**Task**
Throughout the listing that follows, find each line with the word "true" and copy it.

BEGIN

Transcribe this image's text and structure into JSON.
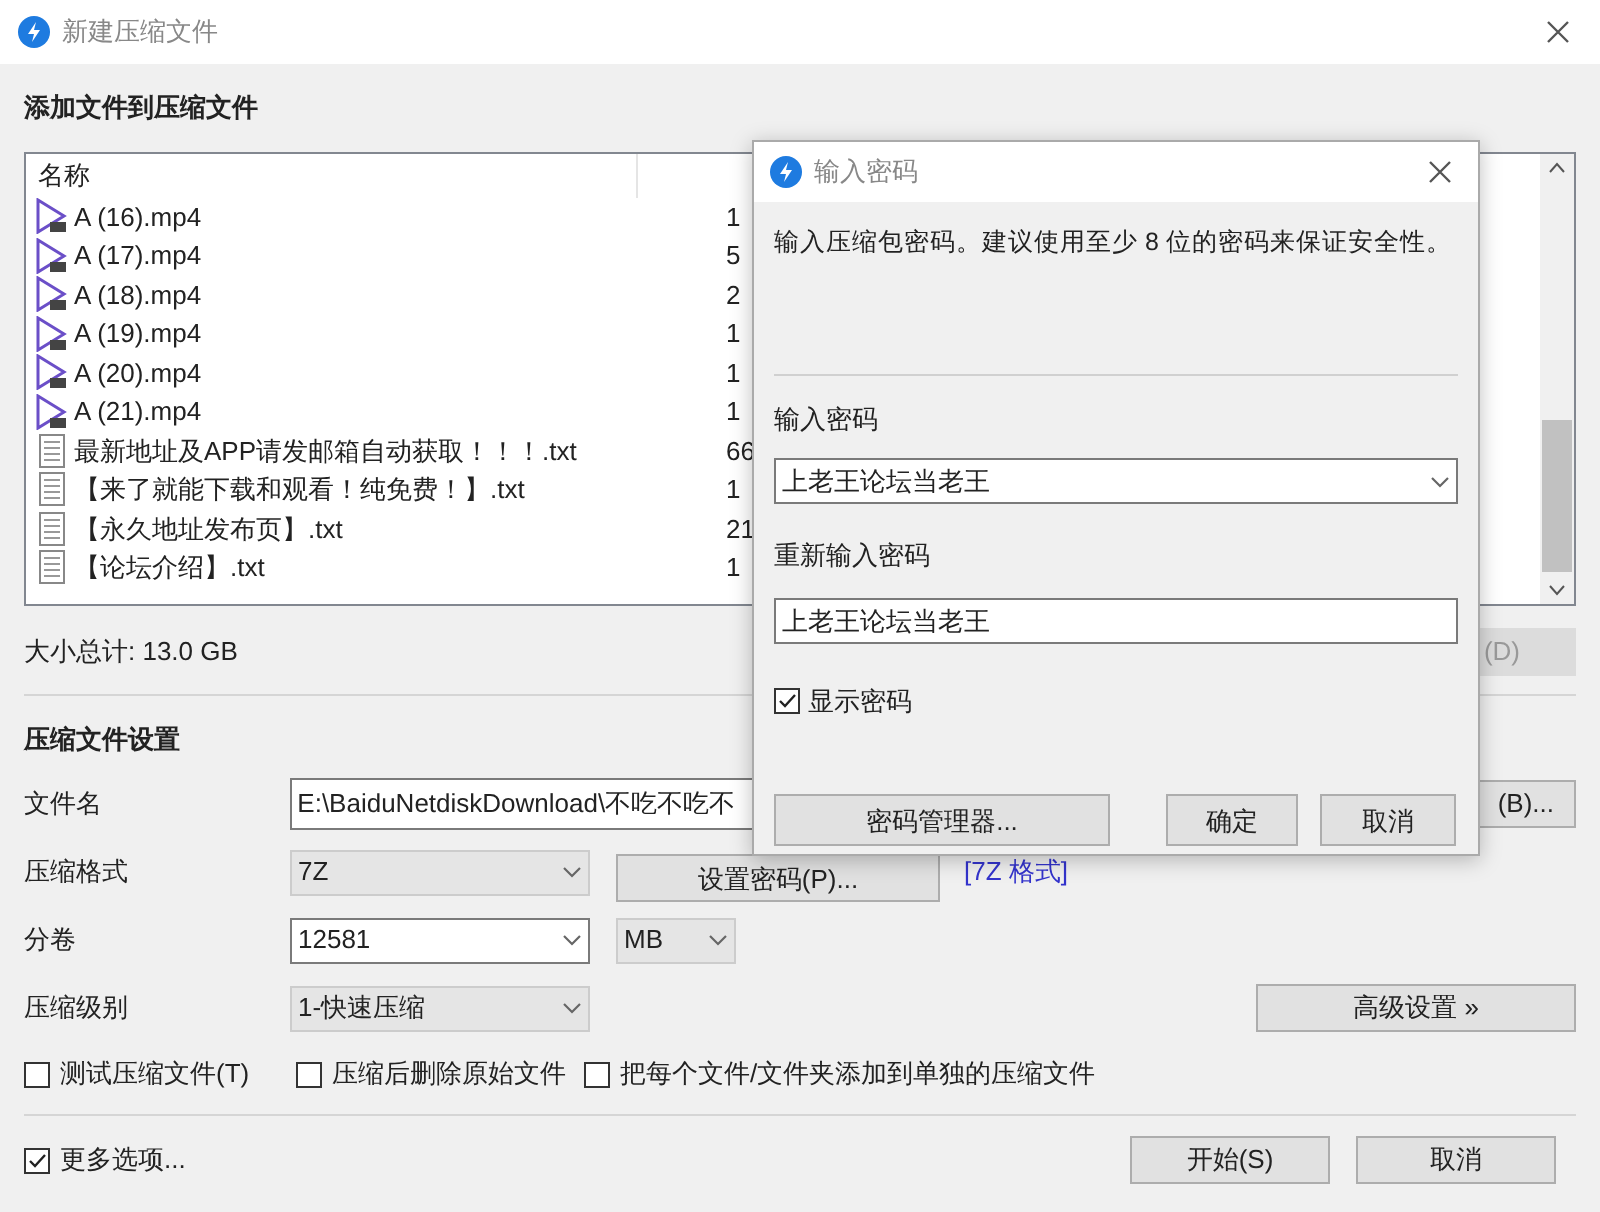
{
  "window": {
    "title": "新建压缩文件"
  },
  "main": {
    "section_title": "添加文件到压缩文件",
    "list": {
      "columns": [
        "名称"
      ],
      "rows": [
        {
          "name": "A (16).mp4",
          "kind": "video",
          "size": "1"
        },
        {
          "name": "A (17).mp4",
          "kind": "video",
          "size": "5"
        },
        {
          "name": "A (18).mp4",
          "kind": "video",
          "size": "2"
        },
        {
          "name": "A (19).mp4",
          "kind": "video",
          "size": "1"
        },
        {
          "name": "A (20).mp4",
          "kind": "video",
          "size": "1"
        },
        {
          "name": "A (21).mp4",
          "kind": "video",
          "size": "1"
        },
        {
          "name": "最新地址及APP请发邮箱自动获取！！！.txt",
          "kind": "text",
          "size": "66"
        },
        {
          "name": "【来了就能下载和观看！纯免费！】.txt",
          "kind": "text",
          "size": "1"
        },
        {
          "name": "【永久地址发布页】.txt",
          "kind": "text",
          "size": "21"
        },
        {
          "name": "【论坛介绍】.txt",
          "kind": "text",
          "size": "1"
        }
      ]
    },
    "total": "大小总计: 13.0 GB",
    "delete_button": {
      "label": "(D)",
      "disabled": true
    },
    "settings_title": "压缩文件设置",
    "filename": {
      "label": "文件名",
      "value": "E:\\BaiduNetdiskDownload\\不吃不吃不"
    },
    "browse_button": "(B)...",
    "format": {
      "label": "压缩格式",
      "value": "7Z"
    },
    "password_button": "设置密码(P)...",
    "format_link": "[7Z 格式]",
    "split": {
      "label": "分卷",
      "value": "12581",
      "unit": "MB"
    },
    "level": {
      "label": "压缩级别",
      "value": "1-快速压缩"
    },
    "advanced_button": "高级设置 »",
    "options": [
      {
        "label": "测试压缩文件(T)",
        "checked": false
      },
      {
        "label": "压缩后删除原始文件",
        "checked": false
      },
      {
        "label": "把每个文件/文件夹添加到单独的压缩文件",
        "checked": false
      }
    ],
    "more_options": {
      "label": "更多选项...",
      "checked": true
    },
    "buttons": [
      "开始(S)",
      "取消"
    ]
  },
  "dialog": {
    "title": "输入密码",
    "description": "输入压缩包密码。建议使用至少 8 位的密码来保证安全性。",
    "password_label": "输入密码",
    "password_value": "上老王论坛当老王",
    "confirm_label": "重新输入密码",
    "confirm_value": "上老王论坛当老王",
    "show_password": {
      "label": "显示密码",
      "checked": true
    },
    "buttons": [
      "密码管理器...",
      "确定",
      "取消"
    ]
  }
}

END
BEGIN

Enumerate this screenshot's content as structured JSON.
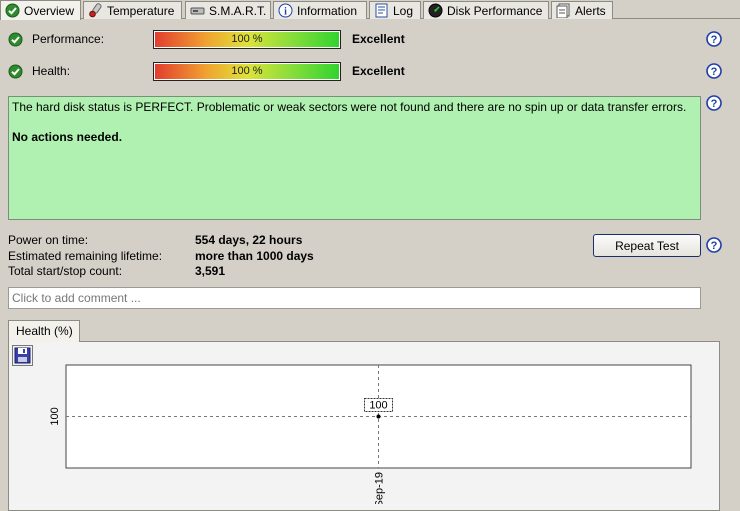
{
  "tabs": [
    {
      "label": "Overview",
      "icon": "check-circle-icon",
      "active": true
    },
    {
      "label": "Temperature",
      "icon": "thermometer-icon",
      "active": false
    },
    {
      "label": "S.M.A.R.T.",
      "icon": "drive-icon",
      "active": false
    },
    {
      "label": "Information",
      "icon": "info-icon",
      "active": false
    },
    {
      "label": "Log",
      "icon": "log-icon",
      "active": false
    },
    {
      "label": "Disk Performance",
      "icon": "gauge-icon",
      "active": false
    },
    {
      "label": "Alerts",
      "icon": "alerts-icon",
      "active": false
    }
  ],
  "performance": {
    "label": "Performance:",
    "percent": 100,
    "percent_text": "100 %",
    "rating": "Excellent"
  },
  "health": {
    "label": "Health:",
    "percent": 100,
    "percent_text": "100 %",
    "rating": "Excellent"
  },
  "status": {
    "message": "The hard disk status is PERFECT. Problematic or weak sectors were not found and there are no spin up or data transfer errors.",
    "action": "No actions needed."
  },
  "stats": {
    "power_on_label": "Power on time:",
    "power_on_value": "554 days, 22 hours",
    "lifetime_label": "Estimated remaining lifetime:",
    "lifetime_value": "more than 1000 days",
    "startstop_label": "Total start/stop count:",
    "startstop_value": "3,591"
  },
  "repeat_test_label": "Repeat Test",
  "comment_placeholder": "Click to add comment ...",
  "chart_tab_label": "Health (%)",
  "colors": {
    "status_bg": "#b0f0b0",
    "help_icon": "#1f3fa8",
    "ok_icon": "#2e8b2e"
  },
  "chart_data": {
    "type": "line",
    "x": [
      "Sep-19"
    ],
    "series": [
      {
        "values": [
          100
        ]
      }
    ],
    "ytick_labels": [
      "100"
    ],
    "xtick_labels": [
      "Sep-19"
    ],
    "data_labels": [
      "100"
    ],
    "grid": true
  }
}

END

**Exercise solution**
      "disabled": true
      "checked": true
      "checked": true
      "active": true
    "grid": true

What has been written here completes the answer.